[Task to complete] All pictures are to be excluded when the data below is output verbatim.

Data about app and page elements:

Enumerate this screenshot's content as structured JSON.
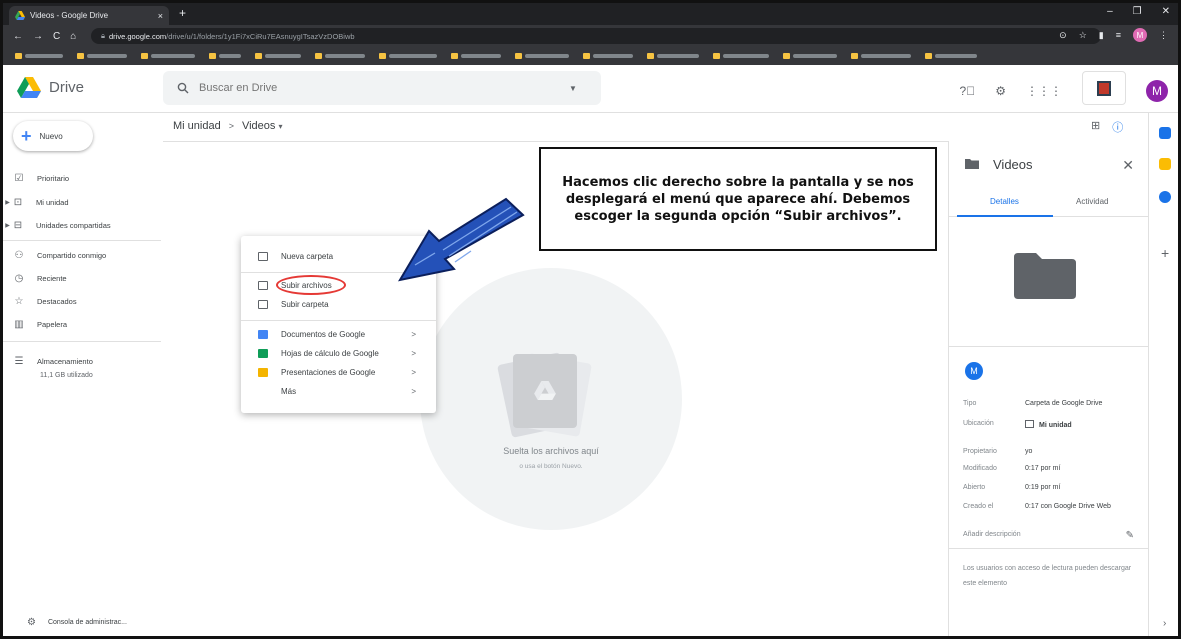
{
  "browser": {
    "tab_title": "Videos - Google Drive",
    "tab_close": "×",
    "new_tab": "+",
    "url_host": "drive.google.com",
    "url_path": "/drive/u/1/folders/1y1Fi7xCiRu7EAsnuygITsazVzDOBiwb",
    "nav_icons": [
      "arrow-left-icon",
      "arrow-right-icon",
      "reload-icon",
      "home-icon"
    ],
    "profile_letter": "M",
    "window_controls": [
      "–",
      "❐",
      "✕"
    ]
  },
  "header": {
    "app_name": "Drive",
    "search_placeholder": "Buscar en Drive",
    "avatar_letter": "M"
  },
  "sidebar": {
    "new_label": "Nuevo",
    "items": [
      {
        "label": "Prioritario",
        "icon": "priority-icon"
      },
      {
        "label": "Mi unidad",
        "icon": "my-drive-icon"
      },
      {
        "label": "Unidades compartidas",
        "icon": "shared-drives-icon"
      },
      {
        "label": "Compartido conmigo",
        "icon": "shared-with-me-icon"
      },
      {
        "label": "Reciente",
        "icon": "clock-icon"
      },
      {
        "label": "Destacados",
        "icon": "star-icon"
      },
      {
        "label": "Papelera",
        "icon": "trash-icon"
      },
      {
        "label": "Almacenamiento",
        "icon": "storage-icon"
      }
    ],
    "storage_used": "11,1 GB utilizado",
    "admin_console": "Consola de administrac..."
  },
  "breadcrumb": {
    "root": "Mi unidad",
    "separator": ">",
    "current": "Videos"
  },
  "dropzone": {
    "title": "Suelta los archivos aquí",
    "subtitle": "o usa el botón Nuevo."
  },
  "context_menu": {
    "items": [
      {
        "label": "Nueva carpeta",
        "icon": "new-folder-icon"
      },
      {
        "label": "Subir archivos",
        "icon": "upload-file-icon"
      },
      {
        "label": "Subir carpeta",
        "icon": "upload-folder-icon"
      },
      {
        "label": "Documentos de Google",
        "icon": "docs-icon",
        "color": "#4285f4"
      },
      {
        "label": "Hojas de cálculo de Google",
        "icon": "sheets-icon",
        "color": "#0f9d58"
      },
      {
        "label": "Presentaciones de Google",
        "icon": "slides-icon",
        "color": "#f4b400"
      },
      {
        "label": "Más"
      }
    ],
    "submenu_chevron": ">"
  },
  "annotation": {
    "text": "Hacemos clic derecho sobre la pantalla y se nos desplegará el menú que aparece ahí. Debemos escoger la segunda opción “Subir archivos”."
  },
  "details": {
    "title": "Videos",
    "tabs": [
      "Detalles",
      "Actividad"
    ],
    "owner_avatar": "M",
    "props": [
      {
        "key": "Tipo",
        "value": "Carpeta de Google Drive"
      },
      {
        "key": "Ubicación",
        "value": "Mi unidad"
      },
      {
        "key": "Propietario",
        "value": "yo"
      },
      {
        "key": "Modificado",
        "value": "0:17 por mí"
      },
      {
        "key": "Abierto",
        "value": "0:19 por mí"
      },
      {
        "key": "Creado el",
        "value": "0:17 con Google Drive Web"
      }
    ],
    "add_description": "Añadir descripción",
    "note": "Los usuarios con acceso de lectura pueden descargar este elemento"
  },
  "colors": {
    "accent": "#1a73e8",
    "highlight_oval": "#e53935",
    "arrow": "#2451b8",
    "avatar": "#8e24aa"
  }
}
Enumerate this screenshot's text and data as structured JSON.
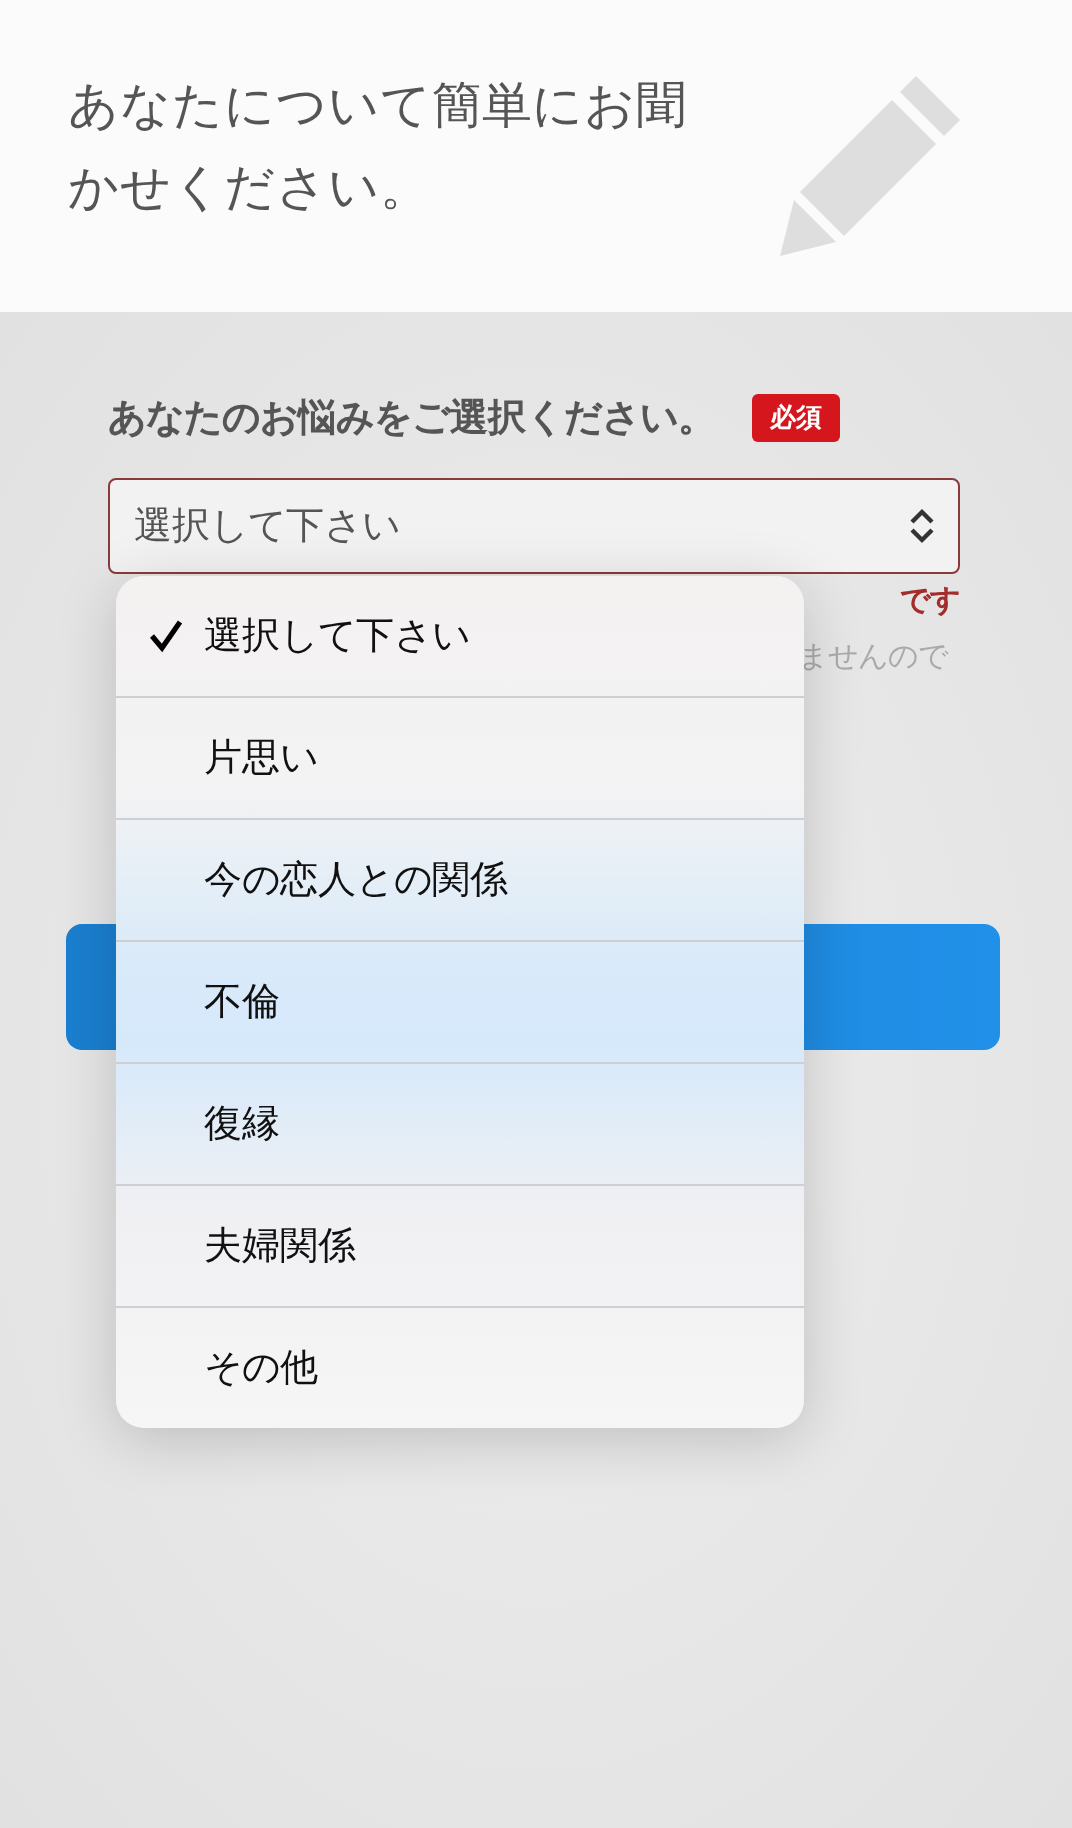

[Written reply]
Enumerate this screenshot's content as structured JSON.
{
  "browser": {
    "tab_title": "Videos - Google Drive",
    "tab_close": "×",
    "new_tab": "+",
    "url_host": "drive.google.com",
    "url_path": "/drive/u/1/folders/1y1Fi7xCiRu7EAsnuygITsazVzDOBiwb",
    "nav_icons": [
      "arrow-left-icon",
      "arrow-right-icon",
      "reload-icon",
      "home-icon"
    ],
    "profile_letter": "M",
    "window_controls": [
      "–",
      "❐",
      "✕"
    ]
  },
  "header": {
    "app_name": "Drive",
    "search_placeholder": "Buscar en Drive",
    "avatar_letter": "M"
  },
  "sidebar": {
    "new_label": "Nuevo",
    "items": [
      {
        "label": "Prioritario",
        "icon": "priority-icon"
      },
      {
        "label": "Mi unidad",
        "icon": "my-drive-icon"
      },
      {
        "label": "Unidades compartidas",
        "icon": "shared-drives-icon"
      },
      {
        "label": "Compartido conmigo",
        "icon": "shared-with-me-icon"
      },
      {
        "label": "Reciente",
        "icon": "clock-icon"
      },
      {
        "label": "Destacados",
        "icon": "star-icon"
      },
      {
        "label": "Papelera",
        "icon": "trash-icon"
      },
      {
        "label": "Almacenamiento",
        "icon": "storage-icon"
      }
    ],
    "storage_used": "11,1 GB utilizado",
    "admin_console": "Consola de administrac..."
  },
  "breadcrumb": {
    "root": "Mi unidad",
    "separator": ">",
    "current": "Videos"
  },
  "dropzone": {
    "title": "Suelta los archivos aquí",
    "subtitle": "o usa el botón Nuevo."
  },
  "context_menu": {
    "items": [
      {
        "label": "Nueva carpeta",
        "icon": "new-folder-icon"
      },
      {
        "label": "Subir archivos",
        "icon": "upload-file-icon"
      },
      {
        "label": "Subir carpeta",
        "icon": "upload-folder-icon"
      },
      {
        "label": "Documentos de Google",
        "icon": "docs-icon",
        "color": "#4285f4"
      },
      {
        "label": "Hojas de cálculo de Google",
        "icon": "sheets-icon",
        "color": "#0f9d58"
      },
      {
        "label": "Presentaciones de Google",
        "icon": "slides-icon",
        "color": "#f4b400"
      },
      {
        "label": "Más"
      }
    ],
    "submenu_chevron": ">"
  },
  "annotation": {
    "text": "Hacemos clic derecho sobre la pantalla y se nos desplegará el menú que aparece ahí. Debemos escoger la segunda opción “Subir archivos”."
  },
  "details": {
    "title": "Videos",
    "tabs": [
      "Detalles",
      "Actividad"
    ],
    "owner_avatar": "M",
    "props": [
      {
        "key": "Tipo",
        "value": "Carpeta de Google Drive"
      },
      {
        "key": "Ubicación",
        "value": "Mi unidad"
      },
      {
        "key": "Propietario",
        "value": "yo"
      },
      {
        "key": "Modificado",
        "value": "0:17 por mí"
      },
      {
        "key": "Abierto",
        "value": "0:19 por mí"
      },
      {
        "key": "Creado el",
        "value": "0:17 con Google Drive Web"
      }
    ],
    "add_description": "Añadir descripción",
    "note": "Los usuarios con acceso de lectura pueden descargar este elemento"
  },
  "colors": {
    "accent": "#1a73e8",
    "highlight_oval": "#e53935",
    "arrow": "#2451b8",
    "avatar": "#8e24aa"
  }
}
Enumerate this screenshot's text and data as structured JSON.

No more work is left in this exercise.